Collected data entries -
++++++

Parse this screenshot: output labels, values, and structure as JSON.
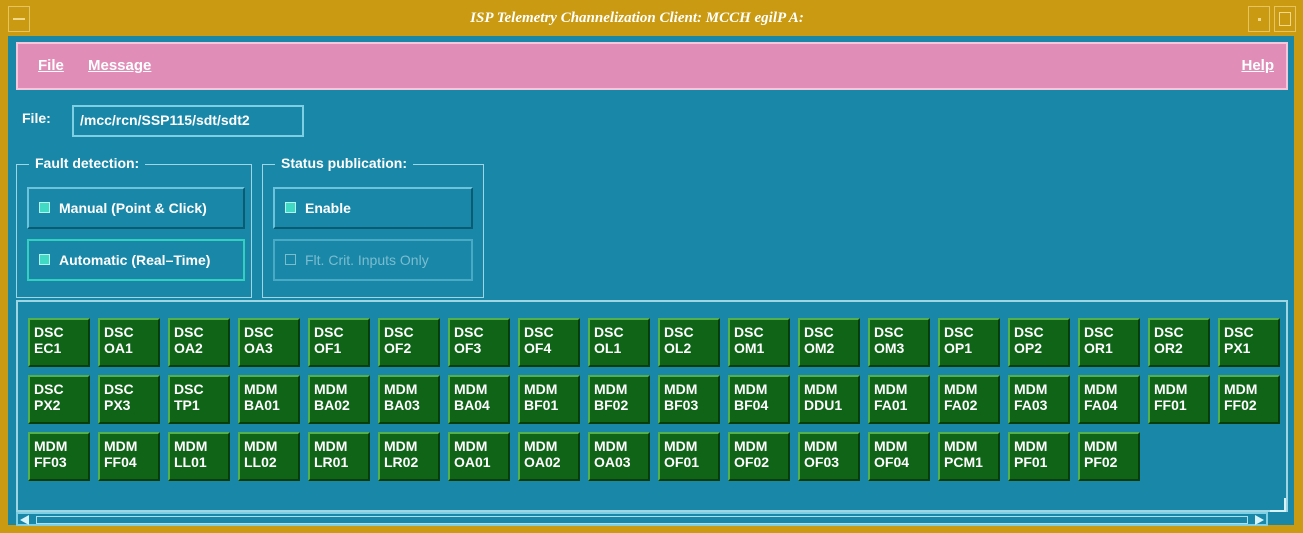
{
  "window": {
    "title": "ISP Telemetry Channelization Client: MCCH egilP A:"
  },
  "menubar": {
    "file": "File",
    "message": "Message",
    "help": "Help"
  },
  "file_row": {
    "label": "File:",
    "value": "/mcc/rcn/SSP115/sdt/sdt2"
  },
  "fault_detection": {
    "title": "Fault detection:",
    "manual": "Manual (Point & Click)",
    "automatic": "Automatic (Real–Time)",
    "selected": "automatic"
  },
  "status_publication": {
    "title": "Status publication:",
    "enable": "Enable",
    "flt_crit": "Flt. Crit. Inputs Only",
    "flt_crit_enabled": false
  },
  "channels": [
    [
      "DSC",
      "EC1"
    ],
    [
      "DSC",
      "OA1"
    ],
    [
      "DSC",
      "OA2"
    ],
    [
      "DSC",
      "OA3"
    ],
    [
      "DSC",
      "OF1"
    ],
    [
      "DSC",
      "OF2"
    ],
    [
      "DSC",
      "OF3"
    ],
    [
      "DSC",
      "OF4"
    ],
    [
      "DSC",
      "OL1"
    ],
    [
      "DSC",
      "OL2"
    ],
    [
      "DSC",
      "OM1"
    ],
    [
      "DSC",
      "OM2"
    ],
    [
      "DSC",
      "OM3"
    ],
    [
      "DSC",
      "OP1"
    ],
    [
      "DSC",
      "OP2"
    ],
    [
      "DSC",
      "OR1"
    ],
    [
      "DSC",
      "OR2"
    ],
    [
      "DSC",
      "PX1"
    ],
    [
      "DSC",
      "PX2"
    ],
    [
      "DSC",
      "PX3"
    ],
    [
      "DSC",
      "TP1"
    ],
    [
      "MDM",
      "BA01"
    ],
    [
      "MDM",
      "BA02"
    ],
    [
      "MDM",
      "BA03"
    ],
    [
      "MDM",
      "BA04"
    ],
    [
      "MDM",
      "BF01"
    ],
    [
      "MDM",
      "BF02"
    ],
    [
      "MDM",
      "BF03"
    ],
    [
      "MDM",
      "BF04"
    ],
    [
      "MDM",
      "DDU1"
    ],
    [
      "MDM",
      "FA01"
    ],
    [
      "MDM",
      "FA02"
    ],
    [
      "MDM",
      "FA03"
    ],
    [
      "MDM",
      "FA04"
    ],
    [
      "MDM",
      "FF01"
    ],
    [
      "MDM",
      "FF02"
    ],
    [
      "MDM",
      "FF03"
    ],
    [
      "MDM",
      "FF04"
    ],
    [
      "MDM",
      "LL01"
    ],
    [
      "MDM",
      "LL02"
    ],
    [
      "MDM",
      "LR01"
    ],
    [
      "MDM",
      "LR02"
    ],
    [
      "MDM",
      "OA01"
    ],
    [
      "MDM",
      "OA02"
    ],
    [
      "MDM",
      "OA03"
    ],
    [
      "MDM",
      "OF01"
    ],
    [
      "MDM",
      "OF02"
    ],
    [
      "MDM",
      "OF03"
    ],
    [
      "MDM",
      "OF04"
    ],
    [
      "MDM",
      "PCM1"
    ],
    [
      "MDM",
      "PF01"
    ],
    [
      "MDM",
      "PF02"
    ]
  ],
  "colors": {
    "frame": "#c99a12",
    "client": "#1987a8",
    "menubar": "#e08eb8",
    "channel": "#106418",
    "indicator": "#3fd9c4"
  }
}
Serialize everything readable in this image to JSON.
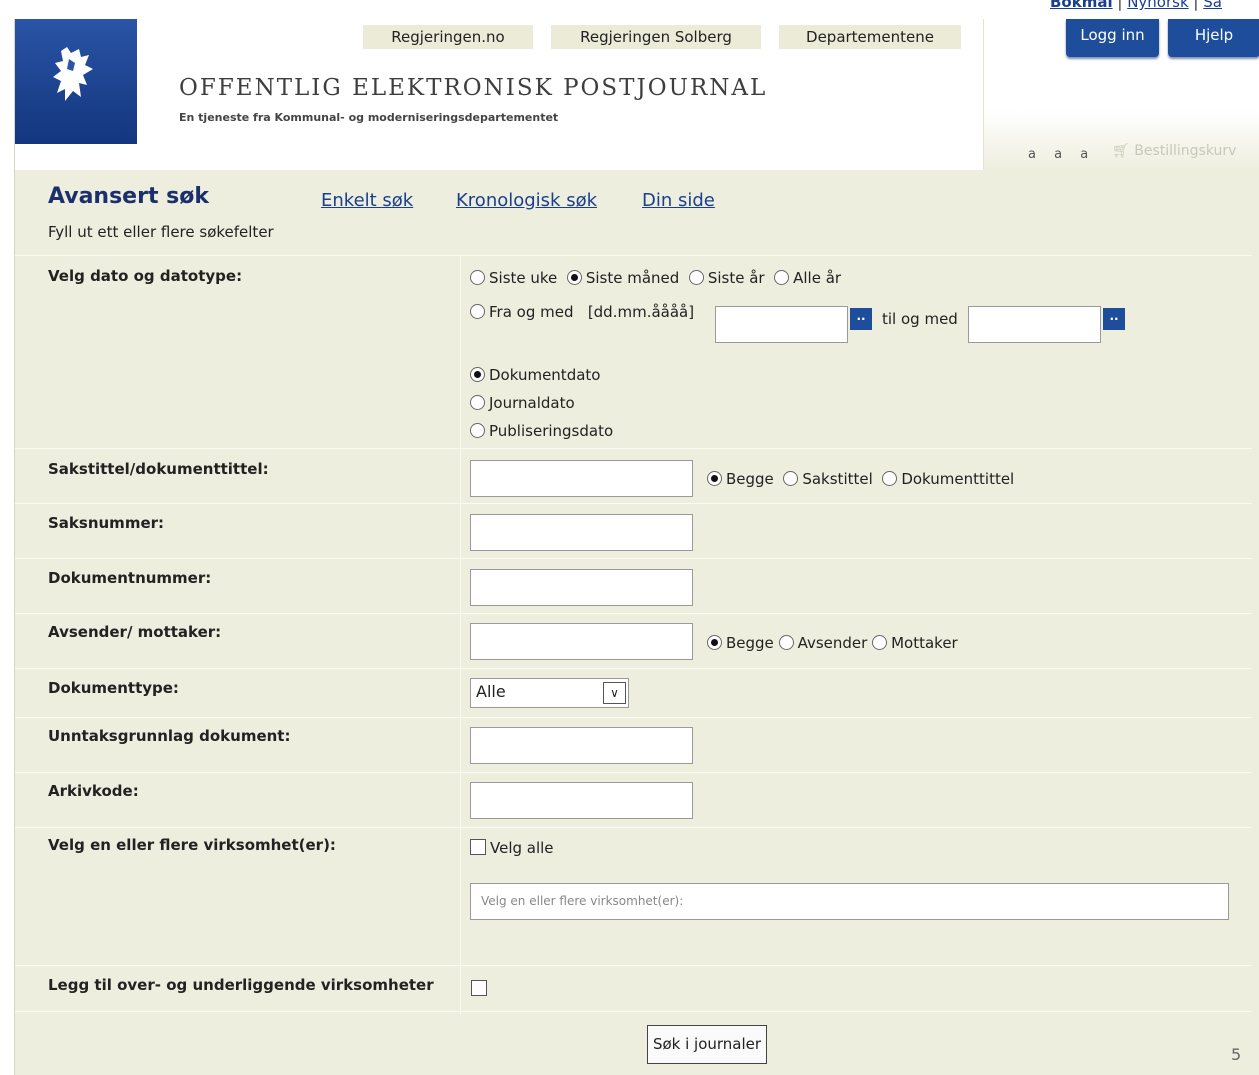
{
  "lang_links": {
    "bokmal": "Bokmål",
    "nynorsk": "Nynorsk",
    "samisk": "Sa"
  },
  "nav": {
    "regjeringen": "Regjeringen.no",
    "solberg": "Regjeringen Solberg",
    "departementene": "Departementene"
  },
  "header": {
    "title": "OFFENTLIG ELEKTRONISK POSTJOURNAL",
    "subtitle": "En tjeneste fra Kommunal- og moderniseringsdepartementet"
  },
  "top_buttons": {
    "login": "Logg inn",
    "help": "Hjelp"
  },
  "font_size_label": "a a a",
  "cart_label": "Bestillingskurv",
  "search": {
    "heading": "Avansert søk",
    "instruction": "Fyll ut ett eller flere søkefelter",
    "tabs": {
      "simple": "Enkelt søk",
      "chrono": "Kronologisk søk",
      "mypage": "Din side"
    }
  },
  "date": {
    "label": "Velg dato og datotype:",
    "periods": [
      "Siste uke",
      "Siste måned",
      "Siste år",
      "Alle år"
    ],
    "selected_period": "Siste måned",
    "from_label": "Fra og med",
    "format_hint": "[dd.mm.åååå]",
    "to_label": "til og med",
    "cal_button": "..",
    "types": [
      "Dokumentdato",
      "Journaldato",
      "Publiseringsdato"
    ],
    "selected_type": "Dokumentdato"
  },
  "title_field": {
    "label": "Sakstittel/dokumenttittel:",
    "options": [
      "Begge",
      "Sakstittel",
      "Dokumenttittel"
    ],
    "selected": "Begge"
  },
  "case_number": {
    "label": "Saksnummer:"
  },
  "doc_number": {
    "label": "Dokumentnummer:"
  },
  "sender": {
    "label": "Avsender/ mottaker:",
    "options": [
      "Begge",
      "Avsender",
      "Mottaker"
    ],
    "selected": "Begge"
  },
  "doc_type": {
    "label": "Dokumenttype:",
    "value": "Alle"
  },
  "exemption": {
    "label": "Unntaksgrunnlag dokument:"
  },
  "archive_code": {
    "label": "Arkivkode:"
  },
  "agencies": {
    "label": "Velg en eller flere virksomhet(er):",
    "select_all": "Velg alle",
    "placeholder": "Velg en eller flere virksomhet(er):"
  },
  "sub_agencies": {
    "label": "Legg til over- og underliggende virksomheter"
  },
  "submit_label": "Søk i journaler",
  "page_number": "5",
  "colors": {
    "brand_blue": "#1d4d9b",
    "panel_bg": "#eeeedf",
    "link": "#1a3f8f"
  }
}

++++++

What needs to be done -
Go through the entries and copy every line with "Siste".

Task solution -
      "Siste uke",
      "Siste måned",
      "Siste år",
    "selected_period": "Siste måned",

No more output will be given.